Thankfully, the core of the story is just too strong for things to ever go off the rails. Additionally, the introduction of Mbatha-Raw is aces, her character a key figure in Miss Sloane’s plans to take down the gun lobby, their emotionally complicated interactions becoming the core component around which much of the main storyline revolves around. I’m being purposefully vague because, while it’s not much of a spoiler to talk about what happens between the two women, personally I was so overjoyed by their scenes together I just don’t want to risk revealing anything about what happens no matter how minor. Seeing Mbatha-Raw and Chastain share the screen is virtual perfection, the two hugely talented actresses displaying a transfixing chemistry that’s undeniably awesome and painfully authentic.
Speaking of awesome, I can’t think of a better adjective to describe what Chastain accomplishes as Elizabeth Sloane.
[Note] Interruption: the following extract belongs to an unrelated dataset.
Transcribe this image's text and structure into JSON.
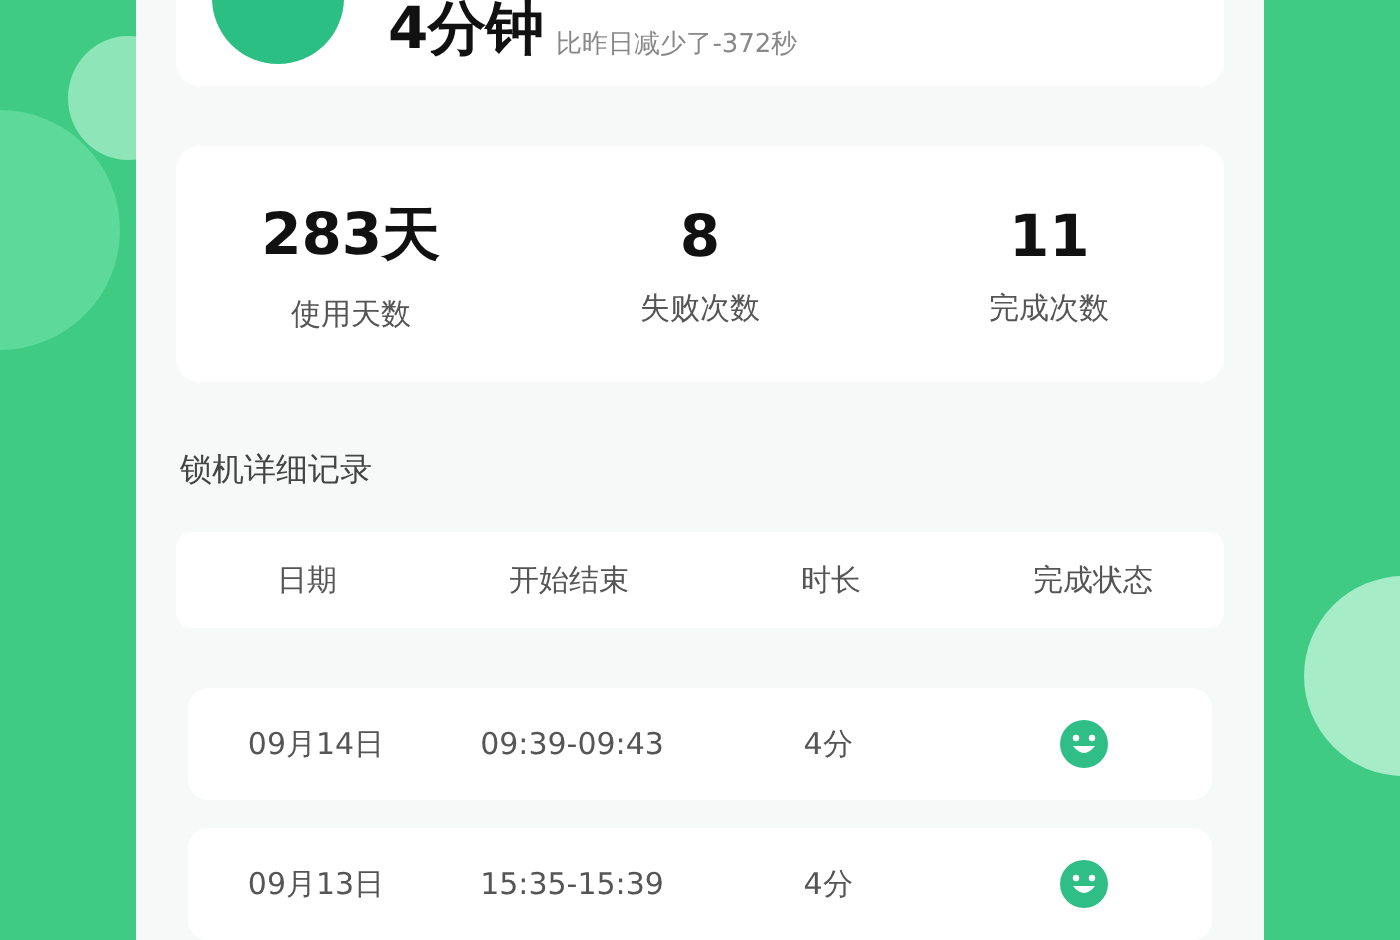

The fiery actress is every bit as amazing as she has ever been, and this includes her Oscar-nominated turns in The Help and Zero Dark Thirty. The key component to Miss Sloane has to do with why she turns down working for the gun lobby and instead chooses to battle against them, Chastain doing a superb job of making it obvious to the observant viewer why she makes this decision. The multifaceted mechanics of the performance are just astonishing, and even when the movie stumbles or loses its way the actress keeps the engine running relatively smoothly thanks in large part to her mesmerizing genius.
As sharp as the script’s teeth might be, I can’t say I was all that surprised about where things ended up. To Madden and Perera’s mutual credit, both are more than willing to rip at the jugular, taking things to places that are as uncomfortable as they are absorbing. But the pair are also captives of the genre dynamics in which they have chosen to utilize, and while both are doing their best Sidney Lumet and Paddy Chayefsky impersonations that doesn’t mean their motion picture has the power, grace or authority of something like Network or The Hospital. But Miss Sloane tells a story that feels like it was ripped right out of yesterday’s headlines, that coupled with Chastain’s magnificence helping make the film a gripping spellbinder worth seeking out.
– Review reprinted courtesy of the SGN in Seattle
Film Rating: 3 (out of 4)